The fact that Kilar is taking the lead at all of WarnerMedia, including its film and TV divisions, suggests that streaming is going to be the company’s biggest priority moving forward.
“Jason is a dynamic executive with the right skill set to lead WarnerMedia into the future,” Stankey said in the announcement. “His experience in media and entertainment, direct-to-consumer video streaming and advertising is the perfect fit for WarnerMedia, and I am excited to have him lead the next chapter of WarnerMedia’s storied success.”
There have been some signs of tension between Stankey and other WarnerMedia executives, including reports of an awkward town hall meeting at HBO after AT&T acquired what was then known as Time Warner. Then there was the departure of HBO CEO Richard Plepler, who subsequently signed an exclusive production deal with Apple TV.
HBO Max — which will include HBO itself, along with a broader library of Warner Bros. films, original content aimed at younger viewers and more — is likely to face additional challenges. Although it builds on HBO’s success with HBO Now, WarnerMedia’s big bet is coming relatively late to the streaming wars. And at $14.99 per month, it has a higher price tag than most other services.

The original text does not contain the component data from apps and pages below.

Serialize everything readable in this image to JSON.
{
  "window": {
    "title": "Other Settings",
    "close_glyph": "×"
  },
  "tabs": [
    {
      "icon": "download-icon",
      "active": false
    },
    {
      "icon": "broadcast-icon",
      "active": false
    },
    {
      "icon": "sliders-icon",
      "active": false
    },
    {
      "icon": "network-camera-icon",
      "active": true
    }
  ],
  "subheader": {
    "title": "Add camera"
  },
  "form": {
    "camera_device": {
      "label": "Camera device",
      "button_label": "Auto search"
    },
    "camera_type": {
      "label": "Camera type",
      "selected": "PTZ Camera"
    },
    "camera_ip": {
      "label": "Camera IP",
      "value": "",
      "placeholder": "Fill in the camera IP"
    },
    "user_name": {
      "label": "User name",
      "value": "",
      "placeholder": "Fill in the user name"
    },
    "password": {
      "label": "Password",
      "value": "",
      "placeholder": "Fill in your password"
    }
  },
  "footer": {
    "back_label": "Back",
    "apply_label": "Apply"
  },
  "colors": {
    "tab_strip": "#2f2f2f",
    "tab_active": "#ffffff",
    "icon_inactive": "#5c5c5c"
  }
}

Analyst Matthew Ball suggested that with WarnerMedia planning to eventually launch a lower-priced, ad-supported version of HBO Max, this could be the end of the company’s traditional pay TV model:
AT&T, meanwhile, is essentially raiding all of TBS, TNT, and TruTV’s most promising original series as HBO Max exclusives, plus it’s taking exclusive digital rights these networks’ most valuable reruns (e.g. Impractical Jokers). Some shows are still premiering on these linear networks — at least for now — such as the upcoming Snowpiercer TV series (which will be TNT’s most expensive show ever). However, these are expected to “re-premiere” shortly thereafter on HBO Max, potentially as early as the next day (which essentially makes them HBO Max Originals). …
And by the time HBO Max launches a low-cost AVOD service in 2021, it’ll be unclear why anyone would pay to access any of WarnerMedia’s content via linear and ad-heavy Pay-TV channels.